7. If you are out and about and shopping or getting a cup of coffee, you may have bags or work-related items occupying your hands. So position all non-essential items, meaning non-weapons, in your non-dominant or “support” hand. Leave your strong hand clear and ready to deploy a weapon, to grab a weapon of chance or to engage the attacker with that hand.
8. Consider that any bags, briefcases, backpacks or even books and magazines may be employed as a protective barrier against a knife, impact weapon or even someone’s fist. Keep in mind that these shields may be temporary but they could allow you to create time and space to deploy a weapon.
Because of all of these things and more, attacks in and around parking lots and garages are something you must plan for. These situations are very dynamic and evolve very rapidly and must be assessed and dealt with within the circumstances.
There are numerous areas that you must consider when dealing with any situation around your vehicle including exiting seat belts or deploying weapons both inside and outside the vehicle. You must consider scenarios such as how to deal with an attacker who has you pinned on the hood or who has shoved you in the back of your SUV and climbed on top of you.
Combine this with the conditions you will have to operate under, and you are facing a very serious, critical incident without proper training and rehearsal, such as I offer for counter-ambush training in my Immediate Vehicle Oriented Combat Program.
Use the above priorities as a guideline to establishing some basic standard operating procedures in parking lots and garages. And remember that in the absence of professional instruction or for those who have received poor training in this subject, you can gain important insight into how you would respond to an ambush situation and even gain new tactics by employing visualization.
For this, you don’t need any fancy equipment or instructor because it is simply using your own mind to run through different scenarios and how you respond. This type of critical-incident rehearsal is actually very effective in helping you prepare for the fight of your life.

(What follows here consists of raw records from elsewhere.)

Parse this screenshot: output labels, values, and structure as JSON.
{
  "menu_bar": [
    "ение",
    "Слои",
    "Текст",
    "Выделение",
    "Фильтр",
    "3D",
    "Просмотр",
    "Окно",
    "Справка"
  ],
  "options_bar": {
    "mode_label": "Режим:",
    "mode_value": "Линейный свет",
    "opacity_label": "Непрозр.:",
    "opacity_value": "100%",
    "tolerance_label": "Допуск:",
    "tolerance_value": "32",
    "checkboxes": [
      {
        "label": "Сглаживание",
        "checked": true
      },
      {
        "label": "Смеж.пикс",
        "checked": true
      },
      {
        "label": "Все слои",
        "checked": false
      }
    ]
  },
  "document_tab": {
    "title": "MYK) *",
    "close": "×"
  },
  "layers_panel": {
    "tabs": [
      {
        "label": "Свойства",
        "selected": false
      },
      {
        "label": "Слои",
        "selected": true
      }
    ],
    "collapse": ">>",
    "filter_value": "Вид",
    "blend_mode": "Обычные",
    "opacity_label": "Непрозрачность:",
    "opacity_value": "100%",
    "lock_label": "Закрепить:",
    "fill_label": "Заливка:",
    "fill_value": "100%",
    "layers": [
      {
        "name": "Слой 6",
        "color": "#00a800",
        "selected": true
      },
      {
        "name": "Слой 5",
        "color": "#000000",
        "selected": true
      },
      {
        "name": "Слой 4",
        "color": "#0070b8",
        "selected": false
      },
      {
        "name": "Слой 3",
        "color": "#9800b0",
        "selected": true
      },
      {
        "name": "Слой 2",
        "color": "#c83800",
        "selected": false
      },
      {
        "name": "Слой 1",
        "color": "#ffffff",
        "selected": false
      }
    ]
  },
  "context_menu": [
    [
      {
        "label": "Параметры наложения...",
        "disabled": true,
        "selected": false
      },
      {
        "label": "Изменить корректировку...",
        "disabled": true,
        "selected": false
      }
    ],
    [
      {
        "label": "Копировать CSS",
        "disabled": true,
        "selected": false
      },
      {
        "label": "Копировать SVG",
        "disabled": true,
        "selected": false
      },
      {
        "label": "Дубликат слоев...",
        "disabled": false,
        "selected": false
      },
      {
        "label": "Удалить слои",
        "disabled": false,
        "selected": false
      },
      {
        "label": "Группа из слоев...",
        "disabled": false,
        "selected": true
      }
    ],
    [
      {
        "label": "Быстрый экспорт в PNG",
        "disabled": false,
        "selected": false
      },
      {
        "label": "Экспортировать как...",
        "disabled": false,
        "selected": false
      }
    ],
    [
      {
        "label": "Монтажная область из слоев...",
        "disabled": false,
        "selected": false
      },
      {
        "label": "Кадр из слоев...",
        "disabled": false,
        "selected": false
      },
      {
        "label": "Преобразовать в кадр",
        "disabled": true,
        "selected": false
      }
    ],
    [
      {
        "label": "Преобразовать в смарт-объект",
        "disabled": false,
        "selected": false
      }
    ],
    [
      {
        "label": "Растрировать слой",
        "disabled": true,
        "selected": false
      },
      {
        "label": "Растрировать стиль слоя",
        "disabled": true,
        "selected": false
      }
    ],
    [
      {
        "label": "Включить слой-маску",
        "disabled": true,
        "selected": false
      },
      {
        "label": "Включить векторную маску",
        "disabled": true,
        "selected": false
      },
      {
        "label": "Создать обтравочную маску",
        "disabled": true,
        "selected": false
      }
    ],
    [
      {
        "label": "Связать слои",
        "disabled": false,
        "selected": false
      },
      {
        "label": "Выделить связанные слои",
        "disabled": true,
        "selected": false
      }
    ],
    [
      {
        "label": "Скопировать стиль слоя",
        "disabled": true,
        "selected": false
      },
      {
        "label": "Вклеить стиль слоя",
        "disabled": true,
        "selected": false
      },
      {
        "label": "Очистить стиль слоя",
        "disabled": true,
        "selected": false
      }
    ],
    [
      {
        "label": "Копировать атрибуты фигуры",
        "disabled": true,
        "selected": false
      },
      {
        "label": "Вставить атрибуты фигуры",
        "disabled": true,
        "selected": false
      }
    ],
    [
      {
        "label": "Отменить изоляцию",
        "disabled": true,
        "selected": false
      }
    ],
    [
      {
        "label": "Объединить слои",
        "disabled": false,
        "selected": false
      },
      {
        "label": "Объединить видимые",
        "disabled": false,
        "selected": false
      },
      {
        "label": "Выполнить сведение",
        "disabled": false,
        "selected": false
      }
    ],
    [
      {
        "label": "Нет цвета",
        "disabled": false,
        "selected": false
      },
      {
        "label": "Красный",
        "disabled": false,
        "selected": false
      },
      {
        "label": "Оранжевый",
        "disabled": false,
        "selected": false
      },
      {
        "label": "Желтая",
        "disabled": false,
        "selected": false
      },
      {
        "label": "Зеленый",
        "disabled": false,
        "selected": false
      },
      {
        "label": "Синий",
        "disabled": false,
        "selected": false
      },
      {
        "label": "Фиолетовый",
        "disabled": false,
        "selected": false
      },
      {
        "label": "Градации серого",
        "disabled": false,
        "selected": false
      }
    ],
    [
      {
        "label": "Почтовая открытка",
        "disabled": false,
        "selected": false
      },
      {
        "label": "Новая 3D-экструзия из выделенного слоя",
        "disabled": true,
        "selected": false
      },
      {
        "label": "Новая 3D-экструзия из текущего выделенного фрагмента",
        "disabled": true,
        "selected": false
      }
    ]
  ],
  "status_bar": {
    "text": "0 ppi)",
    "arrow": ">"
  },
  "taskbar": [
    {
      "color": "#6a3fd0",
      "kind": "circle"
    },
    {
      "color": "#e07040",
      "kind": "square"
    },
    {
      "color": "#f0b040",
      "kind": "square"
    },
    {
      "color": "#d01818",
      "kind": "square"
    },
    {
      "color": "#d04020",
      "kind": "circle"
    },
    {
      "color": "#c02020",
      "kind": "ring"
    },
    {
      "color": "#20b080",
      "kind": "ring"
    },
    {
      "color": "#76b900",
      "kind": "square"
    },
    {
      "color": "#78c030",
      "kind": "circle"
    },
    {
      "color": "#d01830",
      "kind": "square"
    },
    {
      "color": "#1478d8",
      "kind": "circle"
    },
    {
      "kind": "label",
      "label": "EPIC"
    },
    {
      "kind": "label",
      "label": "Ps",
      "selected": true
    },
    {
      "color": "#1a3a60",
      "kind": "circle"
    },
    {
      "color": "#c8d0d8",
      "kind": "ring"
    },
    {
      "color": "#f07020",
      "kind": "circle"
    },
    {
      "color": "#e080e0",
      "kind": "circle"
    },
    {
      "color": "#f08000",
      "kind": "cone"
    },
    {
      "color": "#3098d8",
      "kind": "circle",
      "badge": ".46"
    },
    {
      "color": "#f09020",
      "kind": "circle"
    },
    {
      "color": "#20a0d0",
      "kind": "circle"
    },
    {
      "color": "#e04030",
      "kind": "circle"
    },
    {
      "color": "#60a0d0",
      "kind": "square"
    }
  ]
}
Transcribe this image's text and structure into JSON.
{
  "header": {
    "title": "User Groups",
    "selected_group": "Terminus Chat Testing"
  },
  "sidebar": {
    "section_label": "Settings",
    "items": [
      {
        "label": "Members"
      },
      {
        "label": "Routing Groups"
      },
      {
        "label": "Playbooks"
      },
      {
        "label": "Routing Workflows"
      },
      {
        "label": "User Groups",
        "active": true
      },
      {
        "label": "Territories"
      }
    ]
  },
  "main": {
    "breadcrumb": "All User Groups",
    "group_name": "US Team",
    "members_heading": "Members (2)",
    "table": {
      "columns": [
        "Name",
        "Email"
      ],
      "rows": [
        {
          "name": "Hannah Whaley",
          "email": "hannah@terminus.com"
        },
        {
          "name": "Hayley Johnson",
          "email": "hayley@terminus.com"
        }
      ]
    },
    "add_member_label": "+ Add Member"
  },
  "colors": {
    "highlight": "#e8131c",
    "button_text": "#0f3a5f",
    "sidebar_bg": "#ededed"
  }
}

In fact, here is a little homework assignment: Imagine it’s nighttime. You’re moving toward your vehicle in a parking lot, when you get the strange sensation that you are being followed. You can see your car and it is only 15 more feet to the driver’s door. Your heartbeat hastens as you run through your options. You hear footsteps behind you. As you look over your shoulder, there is a dark shadowy figure of a man 20 feet behind you and closing quickly.
Can you click that key fob, open the door, get in and lock the doors? What if he has a gun or knife? What if you can’t get into the car, what will you do? What will you do if you open the car door but as you are about to close it, the attacker stops you and begins his or her assault?
Use mental imagery to imagine what you will do in these situations. Always imagine that you are the victor in the outcome and keep rehearsing until you have a plan of action!
Until next time, stay alert, check your six, put your back against the wall and stay safe!
P.S. Critical protection in a world gone mad … You can carry it anywhere, it can defeat an attacker in seconds, it could SAVE your life! Click here for all the details!